Researchers noted that the combined effect of the three challenges listed above is typically for them to resort to the use doctrinal methods; even where this methodology and its methods undermine the rigour and significance of their outputs. One researcher indicated that he has had to revise his methodology and methods, having found that the approach he fervidly fought to use when designing his project could not be executed successfully without access to reliable quantitative data. The panellists reiterated the importance of creativity in designing projects and combining methods, while explaining that doctrinal methods do not necessarily result in outputs that lack rigour and significance.
There were animated exchanges as researchers vividly depicted challenges that they have encountered on their research journeys. One researcher described the difficulties that she has faced in extracting insightful responses from a stakeholder group about their practices, in an on-going project. A part of the project involves understanding how practitioners shape the practices within their industry. The researcher had noticed a divergence between the law-on-the-books and the law-in-practice. However, the practitioners from whom she had tried to extract illumination simply referred her back to the books. The panel suggested ethnographic methods, with clear advice on how to adapt it to the project. Panellists also stated that interviews with non-practitioner stakeholders in the industry. Finally, that comparative studies drawn from carefully selected jurisdictions with similar practices could provide insights on how to structure the questions that would elicit the desired responses from the practitioners.
Every researcher reported that they benefited from the workshop. They extolled the informal and supportive atmosphere within which conversations were had. They especially appreciated the small-group sessions; with 52% of the respondents to the feedback form requesting for a longer time-slot in future, to enable deeper feedback conversations between researchers and session leaders. While some researchers appeared to enjoy the breadth of methods and projects discussed within their groups, others suggested that the sessions should be grouped according to research methods, with researchers of varying levels invited to present case studies on the design and execution of each method in a research project. They commented on the openness of conversations, breadth of topics and insightful guidance provided by the panellists in the Q&A session. Some researchers requested access to literature on the methodologies and methods discussed. Likewise, the panel charged CLRNN to create and disseminate bibliographies to assist researchers, as they educate themselves on the use of methodologies and methods in research.

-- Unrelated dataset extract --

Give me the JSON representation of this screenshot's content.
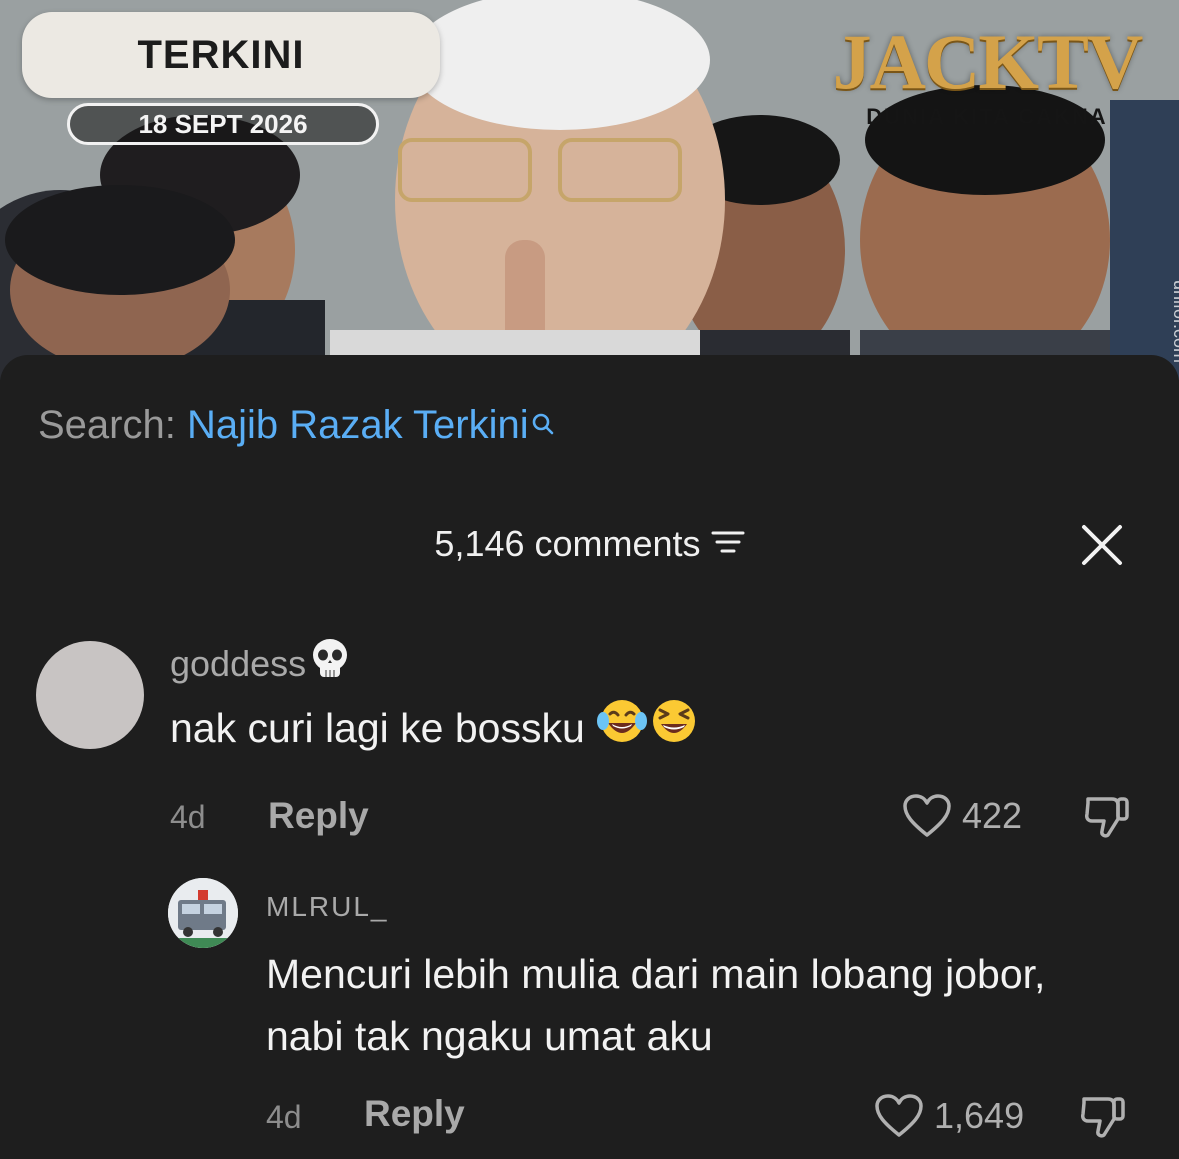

CLRNN welcomes the feedback and notes that these align closely with its vision and objectives. It will roll out the bibliographies and case studies through its resource tab which hosts its blog, the CLRNNStreams, as well as its audio interviews through its podcast, CLRNNCast. CLRNN also commits to improving future methodology workshops by expanding the allocated time and content. We look forward to collaboratively developing research skills amongst our members.